- Choosing a self-publishing service – by the Alliance of Independent Authors, available on all online bookstores. Written by authors and for authors so you get unbiased advice. Also check out the Self Publishing Advice blog which includes watchdog articles.
- DIY. This is completely on your own. You hire people to do things when you need them. You work directly with retailers and distributors to get your product out there.
Jane Friedman has another fabulous article on all these different ways of self-publishing and even a downloadable chart for our information. If you need any help at any time with finding editors, or graphic designers, you name it. Check out your writer’s guilds — there’s one in every province here in Canada. Join in writer’s groups or other writing establishments. There are online supports as well, such as A Writer’s Path Writers’ Club.
The Pros and Cons
Here are the pros:
- Total control. You’re in charge of everything. You don’t give up your rights or your message. You get to decide what happens every step of the way to your story being published.
- Faster publishing time. You get to publish when you want and in whatever format that you choose. Don’t forget to do your editing though! This also means that you can start making money quicker as well.
- Higher royalties. You’re going to be making the bulk of money from your sales. There will be a bit cut off the selling price for your distributor and your retailer. However, this is going to make you rich over night. It is going to take time and effort in your marketing to make sure people are buying your book. Without this then your book isn’t going to do very well.
- You can sell world wide because you still have the rights to do so. You don’t have to publish in certain countries where your traditional publisher knows they will do well. English is a universally accepted language and that means you can publish your book in a lot of different areas.
- You can use self-publishing to land a traditional publisher. It gets you a foot in the door. It shows that you can market your book and that you already have a following of readers – which appeals to those publishing houses. Plus it can land you some better deals than it would if you were looking to get published for the first time. E.L. James and Andy Weir did this and they’re now living it up in the spotlight.
Here are the cons:
- You do it all by yourself. You’re in charge of what happens to your story. You have to put in the time or effort or need to hire the right people to help you. You have to do the publishing and you have to define what success looks like for you. Then you get to go and make that happen. So you need to decided if you like the creative and the business side of things.
- There’s no prestige, kudos or acknowledgement from the industry. The stigma of self-publishing is going down, but if what other people think is going to bother you into an ulcer then this might not be for you.
- Most literary prizes don’t accept self-published books. Plus literary critics won’t read these books. This really sucks. There are a lot of great writers out there that aren’t going to be recognized for their brilliance and they’ll most likely be dead when they get that kudos.
- It’s difficult to get print distribution in bookstores. Traditional publishers have this down to a science. It’s a bit harder for you to independently do this – it’s not impossible though. Just politely harass the store until they give you the time to pitch your book.

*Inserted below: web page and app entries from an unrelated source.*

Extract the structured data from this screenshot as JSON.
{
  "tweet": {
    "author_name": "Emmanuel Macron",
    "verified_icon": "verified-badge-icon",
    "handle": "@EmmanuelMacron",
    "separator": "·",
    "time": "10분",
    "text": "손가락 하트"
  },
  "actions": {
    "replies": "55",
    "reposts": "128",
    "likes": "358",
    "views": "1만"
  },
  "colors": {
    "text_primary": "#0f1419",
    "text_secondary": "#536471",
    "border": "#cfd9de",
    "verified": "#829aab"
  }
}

Trust me I know they like to dodge calls from independent authors.
- You’re going to need a budget. If you want help from an editor, graphic designer or your book formatted, then you’re going to need to hire someone to do the work for you. This is obviously going to cost money. Especially if you’re intending to make a living from this, then yes, you need to invest money in creating intellectual property assets.
That’s all I have for you today. I hope this was helpful. Next week on Tuesday we will be talking about Literary Agents, so tune in for that.
Until next week!